The Kyrie Irving trade saga has dragged on for weeks with several plot twists taking place in the meantime. Still, the prevailing notion has been that Irving will join the Los Angeles Lakers — if not this summer, then in 2023 when he hits free agency.
But do the Lakers have the money to sign the playmaker next year if they don’t acquire him through a trade with the Brooklyn Nets?
With Russell Westbrook’s gigantic $47.1 million salary coming off the books, L.A.’s payroll will likely get significantly lighter next summer. As of now, only Anthony Davis, Max Christie, Talen Horton-Tucker and Damian Jones are under contract for 2023-24 with the latter two having a player option for the season. LeBron James doesn’t seem in a rush to sign the two-year, $97 million contract extension, which he will become eligible to ink on Aug. 4.
But the very first reports that suggested Irving could move to L.A. next summer also claimed he would do so to reunite with James — in addition to donning the same jersey the late Kobe Bryant once wore. Hence, any scenario in which the Lakers get Irving in the 2023 offseason needs to assume LeBron has extended his stay with the Purple and Gold — most likely on a two-year a deal with a player option for the following season so the four-time NBA champion can stay in control of his future when his son Bronny becomes draft eligible.
Dismissing any unlikely incentives, that brings the Lakers’ payroll up to about $102 million with James, Davis, Christie, Horton-Tucker and Jones on the roster — presuming the latter two picked up their player options) — and some $30.8 million under the projected 2023-24 salary cap of $133 million.
However, the Lakers wouldn’t be able to spend all that money on Irving. Teams with fewer than 12 players under contract are subject to an incomplete roster charge, which should amount to about $1.1 million per unused roster spot next year. Moreover, Austin Reaves and Scotty Pippen Jr. will become restricted free agents in 2023, unless the Lakers decide not to extend their qualifying offers and let them hit free agency without any restrictions — however, it’s hard to imagine L.A. giving up on Reaves after his impressive rookie season while Pippen’s qualifying offer won’t be much higher than an incomplete roster charge.
Adding all those extra expenses in, the Lakers could potentially pay Irving close to $22 million in 2023-24 and around $92 million in total over a four-year deal — providing that Reaves doesn’t receive an offer from another team that L.A. would have to match.
Next summer, Irving will be able to sign a four-year, $200 million max contract with anyone — and a considerably higher one if he returns to Brooklyn. However, NBA teams, including the Nets, are reportedly unwilling to offer the max to the eccentric guard.
Still, could Irving sacrifice over $100 million — half the money he’s eligible for — to reunite with James in L.A.? That’s… well, a (hundred) million dollar question.
A few reports did indicate Irving wanted to join the Lakers so badly he could have even opted out of his contract with the Nets and signed with the Purple and Gold using the $6.5 million taxpayer mid-level exception this summer.
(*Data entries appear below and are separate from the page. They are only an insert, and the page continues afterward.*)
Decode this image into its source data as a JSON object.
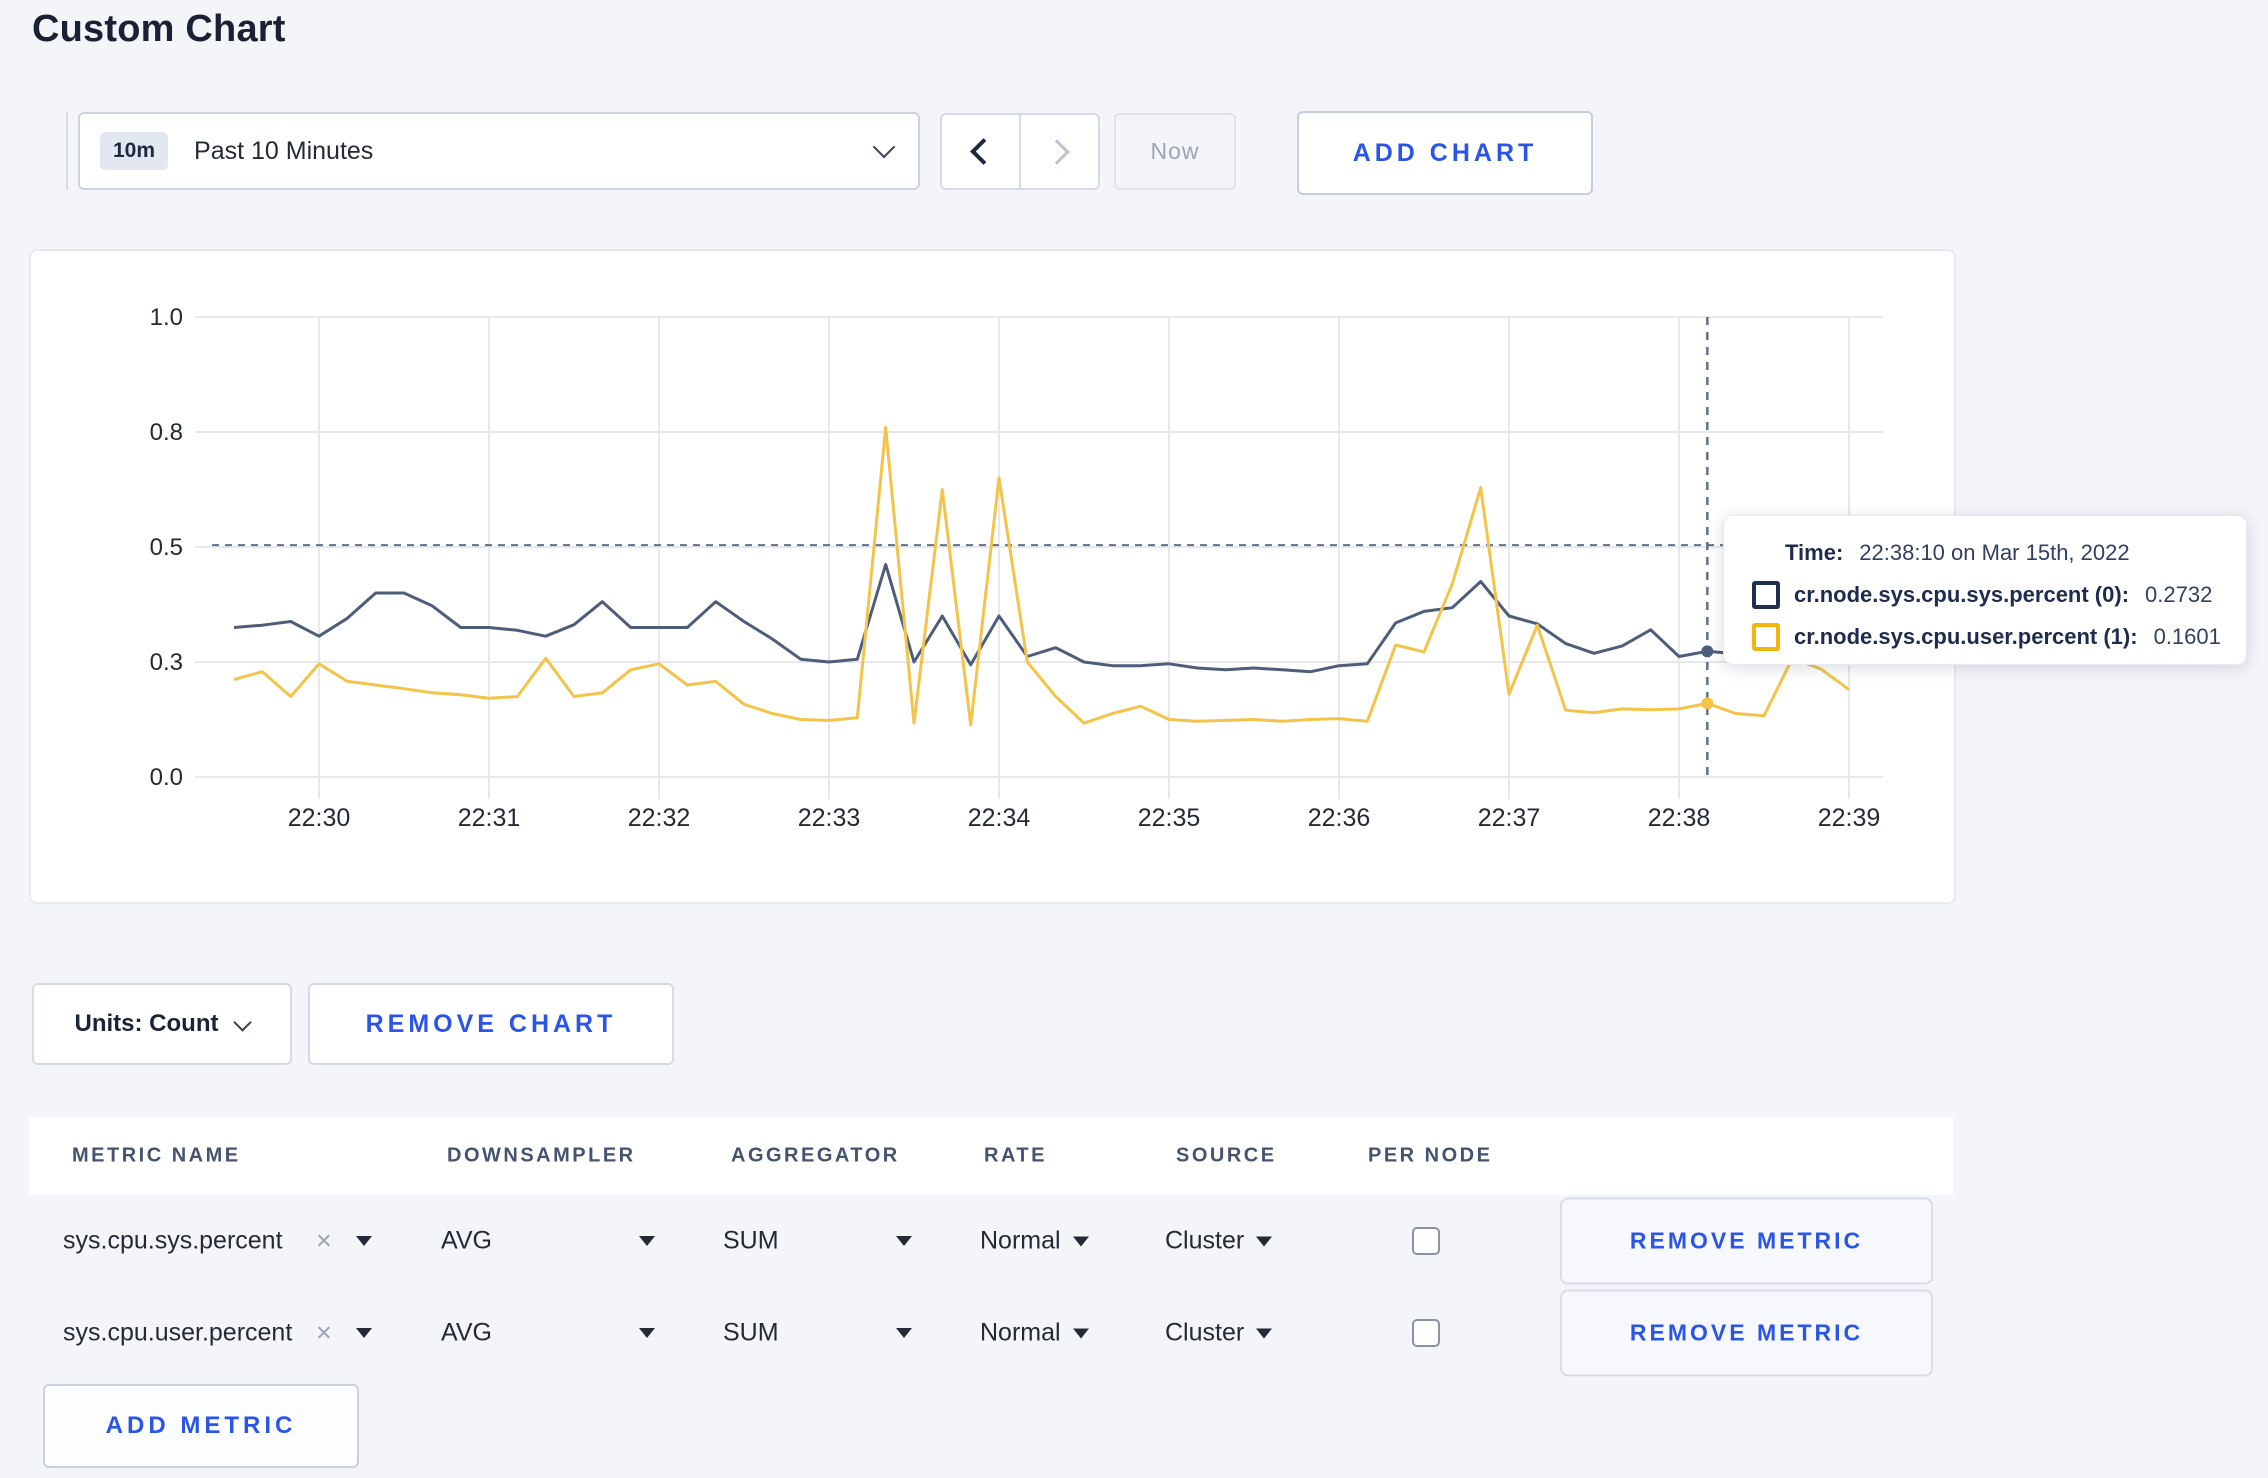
{
  "palette": {
    "accent_blue": "#2b55e8",
    "page_background": "#f4f5f9",
    "crosshair": "#5d7289",
    "gridline": "#e7e8ec"
  },
  "header": {
    "title": "Custom Chart"
  },
  "toolbar": {
    "time_range_badge": "10m",
    "time_range_label": "Past 10 Minutes",
    "now_label": "Now",
    "add_chart_label": "ADD CHART"
  },
  "chart_data": {
    "type": "line",
    "title": "",
    "xlabel": "",
    "ylabel": "",
    "x_start": "22:29:30",
    "x_step_seconds": 10,
    "x_ticks": [
      "22:30",
      "22:31",
      "22:32",
      "22:33",
      "22:34",
      "22:35",
      "22:36",
      "22:37",
      "22:38",
      "22:39"
    ],
    "y_ticks": [
      {
        "label": "0.0",
        "value": 0.0
      },
      {
        "label": "0.3",
        "value": 0.25
      },
      {
        "label": "0.5",
        "value": 0.5
      },
      {
        "label": "0.8",
        "value": 0.75
      },
      {
        "label": "1.0",
        "value": 1.0
      }
    ],
    "ylim": [
      0,
      1
    ],
    "grid": true,
    "hover_line_value": 0.504,
    "crosshair_index": 52,
    "crosshair_time": "22:38:10",
    "series": [
      {
        "name": "cr.node.sys.cpu.sys.percent (0)",
        "color": "#4e5d7a",
        "values": [
          0.325,
          0.33,
          0.338,
          0.306,
          0.345,
          0.4,
          0.4,
          0.372,
          0.325,
          0.325,
          0.319,
          0.306,
          0.331,
          0.381,
          0.325,
          0.325,
          0.325,
          0.381,
          0.338,
          0.3,
          0.256,
          0.25,
          0.256,
          0.462,
          0.25,
          0.35,
          0.244,
          0.35,
          0.262,
          0.281,
          0.25,
          0.242,
          0.242,
          0.246,
          0.237,
          0.233,
          0.237,
          0.233,
          0.229,
          0.242,
          0.246,
          0.335,
          0.36,
          0.368,
          0.425,
          0.35,
          0.333,
          0.29,
          0.269,
          0.285,
          0.32,
          0.262,
          0.2732,
          0.268,
          0.262,
          0.262,
          0.266,
          0.262
        ]
      },
      {
        "name": "cr.node.sys.cpu.user.percent (1)",
        "color": "#f3c449",
        "values": [
          0.212,
          0.229,
          0.175,
          0.246,
          0.208,
          0.2,
          0.192,
          0.183,
          0.179,
          0.171,
          0.175,
          0.258,
          0.175,
          0.183,
          0.233,
          0.246,
          0.2,
          0.208,
          0.158,
          0.138,
          0.125,
          0.123,
          0.129,
          0.76,
          0.117,
          0.625,
          0.113,
          0.65,
          0.25,
          0.175,
          0.117,
          0.138,
          0.154,
          0.125,
          0.121,
          0.123,
          0.125,
          0.121,
          0.125,
          0.127,
          0.121,
          0.287,
          0.272,
          0.42,
          0.629,
          0.18,
          0.33,
          0.145,
          0.14,
          0.148,
          0.146,
          0.148,
          0.1601,
          0.138,
          0.133,
          0.258,
          0.235,
          0.19
        ]
      }
    ]
  },
  "tooltip": {
    "time_label": "Time:",
    "time_value": "22:38:10 on Mar 15th, 2022",
    "series": [
      {
        "name": "cr.node.sys.cpu.sys.percent (0):",
        "value": "0.2732",
        "swatch_color": "#20314f"
      },
      {
        "name": "cr.node.sys.cpu.user.percent (1):",
        "value": "0.1601",
        "swatch_color": "#f3b50f"
      }
    ]
  },
  "chart_controls": {
    "units_label": "Units: Count",
    "remove_chart_label": "REMOVE CHART"
  },
  "metrics_table": {
    "headers": [
      "METRIC NAME",
      "DOWNSAMPLER",
      "AGGREGATOR",
      "RATE",
      "SOURCE",
      "PER NODE"
    ],
    "remove_metric_label": "REMOVE METRIC",
    "add_metric_label": "ADD METRIC",
    "clear_glyph": "×",
    "rows": [
      {
        "metric": "sys.cpu.sys.percent",
        "downsampler": "AVG",
        "aggregator": "SUM",
        "rate": "Normal",
        "source": "Cluster",
        "per_node_checked": false
      },
      {
        "metric": "sys.cpu.user.percent",
        "downsampler": "AVG",
        "aggregator": "SUM",
        "rate": "Normal",
        "source": "Cluster",
        "per_node_checked": false
      }
    ]
  }
}
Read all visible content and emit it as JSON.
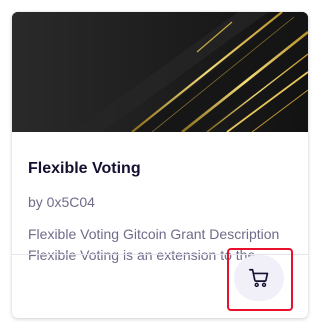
{
  "card": {
    "banner_name": "abstract-gold-stripes-banner",
    "title": "Flexible Voting",
    "author": "by 0x5C04",
    "description_lines": [
      "Flexible Voting Gitcoin Grant Description",
      "Flexible Voting is an extension to the"
    ],
    "cart_icon": "shopping-cart-icon"
  },
  "colors": {
    "banner_bg": "#1e1e1e",
    "gold": "#d9b847",
    "title": "#14102f",
    "muted": "#6f6c8a",
    "cart_button_bg": "#f1eff8",
    "highlight": "#e8102c"
  }
}
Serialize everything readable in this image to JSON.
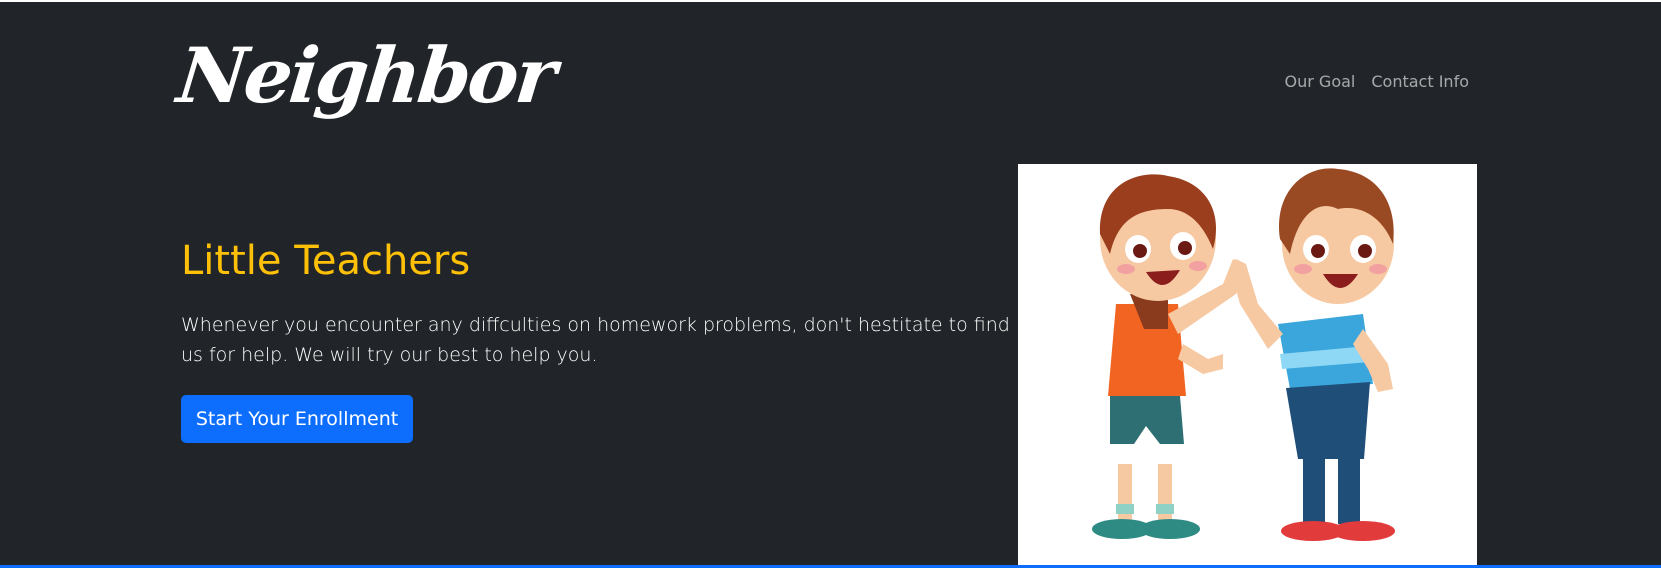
{
  "brand": {
    "logo_text": "Neighbor"
  },
  "nav": {
    "items": [
      {
        "label": "Our Goal"
      },
      {
        "label": "Contact Info"
      }
    ]
  },
  "hero": {
    "title": "Little Teachers",
    "text": "Whenever you encounter any diffculties on homework problems, don't hestitate to find us for help. We will try our best to help you.",
    "cta_label": "Start Your Enrollment",
    "image_alt": "two cartoon kids giving a high five"
  },
  "colors": {
    "background": "#212529",
    "accent_title": "#ffc107",
    "button": "#0d6efd",
    "nav_text": "rgba(255,255,255,0.6)"
  }
}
However, those hopes were quickly thwarted, as the guard picked up his $36.5 million player option days before the deadline on June 29.
The caveat here is that the above calculations assume Westbrook stays with the Lakers for another year. Meanwhile, more and more teams are being linked with a move for the 33-year-old’s expiring salary, most notably the Indiana Pacers. But in any deal, trading Westbrook away without taking on more long-term salary seems improbable — and so parting ways with the 2017 NBA MVP would likely further reduce the cap space available for a potential Irving signing next summer.
The trade with the Pacers would reportedly bring in Myles Turner and Buddy Hield in exchange for Westbrook and draft assets. While Turner’s contract expires next year, Hield still has over $40 million left on his deal over the next two seasons — virtually taking up the Lakers’ remaining 2023-2024 cap space if his addition is the only change made to the assumed payroll breakdown.
Without cap space, the Purple and Gold again could only offer Irving mid-level exception money, which could exceed $11 million in the first year of the deal if they can stay below the luxury tax line.
Whether Westbrook gets traded or not, LeBron could aid the Lakers’ pursuit of Irving by following James Harden’s lead and taking a significant pay cut when he signs his extension, increasing L.A.’s free agency budget. The Purple and Gold could also trade Horton-Tucker for an expiring contract, freeing $11 million in cap space — or try any other roster charades if they acquire other players, like Hield, between now and the 2023 offseason.
An example of this is the New York Knicks this summer as they attached draft capital to Kemba Walker to trade him to the Detroit Pistons in exchange for future draft picks, not taking back any current salary in return. They then did the same with Alec Burks and Nerlens Noel, trading them to the Pistons, which opened up more cap space to ultimately sign Jalen Brunson to a four-year, $104 million contract in free agency.
The Lakers could follow a similar path next summer if they have a legit shot at Irving, although that would likely require parting with some future draft capital to make it happen.
If the Lakers think Irving gives them the best shot at the title in the years to come, taking advantage of the turmoil in Brooklyn this summer might turn out to be the easiest path to signing him after all.